C.A. Justice Daniel A. Curry Slates May Retirement
By a MetNews Staff Writer
Daniel A. Curry will hear oral argument as a justice of the Court of Appeal for the last time today, and will spend the time between Monday and May 1 wrapping up his work on opinions.
The jurist, who has sat on Div. Four in Los Angeles since 1998, said yesterday that when he leaves the bench, he will “take a deep breath, and do a few things” and “examine where I go from there.”
He said he “might do some private judging” and might travel, perhaps to Ireland, which he has visited in the past.
Explaining his decision to retire, Curry said:
“I’m going to be 69 next week. I’ve working since I was 15 or going to school full-time.”
He observed that “there’s a conception that it’s easy to be on the Court of Appeal.” To the contrary, Curry said, “it’s pretty demanding.”
“It’s an intellectual grind every day. I was amazed at the workload.”
He said he has nonetheless enjoyed being on the appeals court, citing as one reason the high degree of collegiality in Div. Four. He described his colleagues on the panel as “real scholars and real gentlemen.”
Superior Court Service
Curry related that in some ways, the job of a trial judge is more rewarding. He served on the Los Angeles Superior Court from 1992-1998.
On the appellate bench, he mentioned, “you don’t get the good warm feelings you get from settling a case.”
One case which he and two other Superior Court judges each handled portions of was an action by Texaco against about 120 insurers in connection with the costs of toxic waste clean-up—a case which generated more than a billion pages of discovery documents. It was settled, he said, on the eve of trial.
Prior to his appointment to the bench, Curry was vice president and general counsel to the Times Mirror Company, a post he assumed in 1987. He previously worked for Technicolor, Inc., Amfac, Inc., and Member Management Council, and was a litigator with Demetriou & Del Guercio.
Curry was a captain in the United States Air Force and served in the Judge Advocate General’s corps from 1961-64.
The jurist earned his law degree from Loyola Law School and his undergraduate degree from Loyola University.

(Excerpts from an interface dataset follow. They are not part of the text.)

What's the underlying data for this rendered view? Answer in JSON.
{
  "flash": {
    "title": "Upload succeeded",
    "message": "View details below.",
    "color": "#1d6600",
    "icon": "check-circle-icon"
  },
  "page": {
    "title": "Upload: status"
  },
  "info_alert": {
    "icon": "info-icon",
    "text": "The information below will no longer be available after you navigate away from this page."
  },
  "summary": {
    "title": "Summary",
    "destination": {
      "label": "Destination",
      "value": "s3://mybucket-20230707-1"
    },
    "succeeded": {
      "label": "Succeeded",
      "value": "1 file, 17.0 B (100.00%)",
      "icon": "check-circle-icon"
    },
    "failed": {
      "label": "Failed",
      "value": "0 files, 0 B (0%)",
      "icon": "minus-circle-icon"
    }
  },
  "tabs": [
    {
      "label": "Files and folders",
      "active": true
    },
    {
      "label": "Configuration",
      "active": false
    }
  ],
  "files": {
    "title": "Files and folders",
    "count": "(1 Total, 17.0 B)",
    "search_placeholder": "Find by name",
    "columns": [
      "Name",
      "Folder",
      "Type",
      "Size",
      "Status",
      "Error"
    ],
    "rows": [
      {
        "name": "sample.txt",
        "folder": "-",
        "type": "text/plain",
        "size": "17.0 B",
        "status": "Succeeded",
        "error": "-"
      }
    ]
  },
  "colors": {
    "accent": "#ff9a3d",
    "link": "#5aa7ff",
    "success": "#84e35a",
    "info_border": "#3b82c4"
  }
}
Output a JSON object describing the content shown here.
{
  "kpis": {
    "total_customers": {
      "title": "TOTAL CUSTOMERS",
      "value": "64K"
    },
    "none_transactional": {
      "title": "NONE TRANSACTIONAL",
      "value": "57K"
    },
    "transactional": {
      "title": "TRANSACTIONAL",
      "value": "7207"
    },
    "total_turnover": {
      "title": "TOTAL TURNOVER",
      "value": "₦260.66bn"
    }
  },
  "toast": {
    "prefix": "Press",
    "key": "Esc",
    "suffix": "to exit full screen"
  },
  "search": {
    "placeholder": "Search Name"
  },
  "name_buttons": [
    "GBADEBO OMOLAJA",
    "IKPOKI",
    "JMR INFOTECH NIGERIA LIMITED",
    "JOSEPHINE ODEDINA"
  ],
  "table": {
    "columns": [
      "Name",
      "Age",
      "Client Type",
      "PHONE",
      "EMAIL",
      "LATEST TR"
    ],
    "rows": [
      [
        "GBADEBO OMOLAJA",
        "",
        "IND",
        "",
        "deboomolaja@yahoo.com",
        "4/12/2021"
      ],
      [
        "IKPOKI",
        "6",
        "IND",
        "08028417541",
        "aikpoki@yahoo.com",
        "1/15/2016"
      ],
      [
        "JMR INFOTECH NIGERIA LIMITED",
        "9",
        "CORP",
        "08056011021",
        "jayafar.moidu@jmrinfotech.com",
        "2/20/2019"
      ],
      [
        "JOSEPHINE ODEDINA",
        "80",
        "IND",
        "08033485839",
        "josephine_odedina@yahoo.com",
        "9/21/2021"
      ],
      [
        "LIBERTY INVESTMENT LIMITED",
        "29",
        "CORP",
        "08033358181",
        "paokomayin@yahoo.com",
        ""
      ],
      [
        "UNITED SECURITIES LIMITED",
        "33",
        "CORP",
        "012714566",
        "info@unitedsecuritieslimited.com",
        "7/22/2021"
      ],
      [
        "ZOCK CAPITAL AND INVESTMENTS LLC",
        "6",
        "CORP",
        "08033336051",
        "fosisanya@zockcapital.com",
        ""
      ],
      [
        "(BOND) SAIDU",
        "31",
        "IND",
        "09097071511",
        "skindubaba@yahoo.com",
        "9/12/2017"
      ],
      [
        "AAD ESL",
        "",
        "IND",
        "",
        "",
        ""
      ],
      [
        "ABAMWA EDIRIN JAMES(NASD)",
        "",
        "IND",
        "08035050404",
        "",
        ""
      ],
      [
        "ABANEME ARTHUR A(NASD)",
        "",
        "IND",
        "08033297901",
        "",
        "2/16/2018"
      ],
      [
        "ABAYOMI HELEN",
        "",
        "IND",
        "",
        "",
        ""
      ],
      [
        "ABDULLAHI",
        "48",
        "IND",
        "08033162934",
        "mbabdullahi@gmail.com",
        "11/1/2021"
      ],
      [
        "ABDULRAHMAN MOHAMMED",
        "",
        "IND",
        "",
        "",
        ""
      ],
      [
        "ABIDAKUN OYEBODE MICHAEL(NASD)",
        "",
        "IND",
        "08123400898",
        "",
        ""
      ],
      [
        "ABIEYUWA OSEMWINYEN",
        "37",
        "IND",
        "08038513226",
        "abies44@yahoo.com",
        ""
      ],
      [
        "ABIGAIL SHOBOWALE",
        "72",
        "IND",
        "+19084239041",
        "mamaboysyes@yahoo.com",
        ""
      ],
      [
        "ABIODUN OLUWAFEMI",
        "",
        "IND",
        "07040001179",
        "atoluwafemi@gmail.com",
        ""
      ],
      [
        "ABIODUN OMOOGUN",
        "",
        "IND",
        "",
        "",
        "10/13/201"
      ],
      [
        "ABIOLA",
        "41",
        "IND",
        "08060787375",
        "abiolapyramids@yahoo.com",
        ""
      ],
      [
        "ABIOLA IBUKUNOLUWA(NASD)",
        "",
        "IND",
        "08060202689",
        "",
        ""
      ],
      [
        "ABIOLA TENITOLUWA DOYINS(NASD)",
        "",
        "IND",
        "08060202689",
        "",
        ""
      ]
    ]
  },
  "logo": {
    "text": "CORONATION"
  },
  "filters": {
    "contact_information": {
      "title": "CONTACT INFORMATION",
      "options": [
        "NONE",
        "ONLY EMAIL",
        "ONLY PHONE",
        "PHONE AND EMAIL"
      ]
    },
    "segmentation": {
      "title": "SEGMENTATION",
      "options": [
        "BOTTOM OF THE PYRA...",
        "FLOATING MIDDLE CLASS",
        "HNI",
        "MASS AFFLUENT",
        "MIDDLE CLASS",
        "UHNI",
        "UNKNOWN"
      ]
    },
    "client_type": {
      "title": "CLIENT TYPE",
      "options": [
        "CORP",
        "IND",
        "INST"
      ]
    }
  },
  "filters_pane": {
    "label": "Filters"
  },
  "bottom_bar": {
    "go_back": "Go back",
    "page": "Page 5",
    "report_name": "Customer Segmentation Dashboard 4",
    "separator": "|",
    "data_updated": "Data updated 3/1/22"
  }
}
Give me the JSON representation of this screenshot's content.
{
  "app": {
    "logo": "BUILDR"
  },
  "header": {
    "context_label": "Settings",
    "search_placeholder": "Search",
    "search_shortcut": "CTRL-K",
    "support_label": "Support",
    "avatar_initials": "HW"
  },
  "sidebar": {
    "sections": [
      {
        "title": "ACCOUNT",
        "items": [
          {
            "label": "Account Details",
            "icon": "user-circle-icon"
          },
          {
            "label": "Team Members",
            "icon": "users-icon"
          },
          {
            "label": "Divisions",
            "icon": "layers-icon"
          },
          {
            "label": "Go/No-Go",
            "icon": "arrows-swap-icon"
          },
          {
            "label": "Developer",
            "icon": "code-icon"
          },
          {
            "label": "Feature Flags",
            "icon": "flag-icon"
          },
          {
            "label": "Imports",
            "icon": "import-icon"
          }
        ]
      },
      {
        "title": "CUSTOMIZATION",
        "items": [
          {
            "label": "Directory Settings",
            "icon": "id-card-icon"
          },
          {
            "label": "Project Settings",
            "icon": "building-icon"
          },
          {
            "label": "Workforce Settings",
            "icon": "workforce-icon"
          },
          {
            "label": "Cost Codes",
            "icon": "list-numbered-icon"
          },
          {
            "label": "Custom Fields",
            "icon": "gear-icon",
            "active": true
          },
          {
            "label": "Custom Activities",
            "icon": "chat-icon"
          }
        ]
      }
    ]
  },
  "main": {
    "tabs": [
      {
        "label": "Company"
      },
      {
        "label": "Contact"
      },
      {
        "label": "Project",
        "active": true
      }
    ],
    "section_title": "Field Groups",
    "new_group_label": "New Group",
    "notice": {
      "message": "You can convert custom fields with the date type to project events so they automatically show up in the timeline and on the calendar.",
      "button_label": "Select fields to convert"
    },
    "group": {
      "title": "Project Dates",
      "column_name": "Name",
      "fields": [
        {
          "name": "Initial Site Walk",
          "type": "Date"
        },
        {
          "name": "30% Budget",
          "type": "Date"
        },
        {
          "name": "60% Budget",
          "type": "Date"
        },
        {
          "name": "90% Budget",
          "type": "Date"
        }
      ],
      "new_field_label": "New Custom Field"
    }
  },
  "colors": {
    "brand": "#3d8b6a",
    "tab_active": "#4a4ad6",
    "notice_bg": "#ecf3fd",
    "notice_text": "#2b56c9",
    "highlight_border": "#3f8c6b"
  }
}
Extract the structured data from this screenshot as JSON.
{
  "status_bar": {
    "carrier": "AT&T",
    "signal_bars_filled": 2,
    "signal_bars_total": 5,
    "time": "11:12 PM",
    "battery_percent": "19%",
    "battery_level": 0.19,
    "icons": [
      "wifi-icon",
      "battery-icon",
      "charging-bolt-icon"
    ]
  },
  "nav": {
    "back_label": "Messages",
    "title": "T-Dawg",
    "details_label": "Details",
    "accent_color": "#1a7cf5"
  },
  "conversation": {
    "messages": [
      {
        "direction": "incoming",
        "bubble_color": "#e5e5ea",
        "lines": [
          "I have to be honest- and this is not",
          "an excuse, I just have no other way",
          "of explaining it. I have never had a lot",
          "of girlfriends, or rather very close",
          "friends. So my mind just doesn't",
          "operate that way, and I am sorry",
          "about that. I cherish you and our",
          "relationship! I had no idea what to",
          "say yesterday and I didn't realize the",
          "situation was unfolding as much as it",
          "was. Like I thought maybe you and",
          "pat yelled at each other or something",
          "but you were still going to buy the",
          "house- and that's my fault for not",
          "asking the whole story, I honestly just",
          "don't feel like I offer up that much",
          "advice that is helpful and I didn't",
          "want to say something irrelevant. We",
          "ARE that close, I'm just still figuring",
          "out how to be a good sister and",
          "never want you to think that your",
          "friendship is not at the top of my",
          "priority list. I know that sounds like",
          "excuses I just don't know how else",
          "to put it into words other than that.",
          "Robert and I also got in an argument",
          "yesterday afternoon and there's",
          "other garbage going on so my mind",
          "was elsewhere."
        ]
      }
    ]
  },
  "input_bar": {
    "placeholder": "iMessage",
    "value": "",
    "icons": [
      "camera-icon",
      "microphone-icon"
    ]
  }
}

He and his wife, Joy, have six adult children, who are visiting him in connection with his last week of oral argument.
Copyright 2006, Metropolitan News Company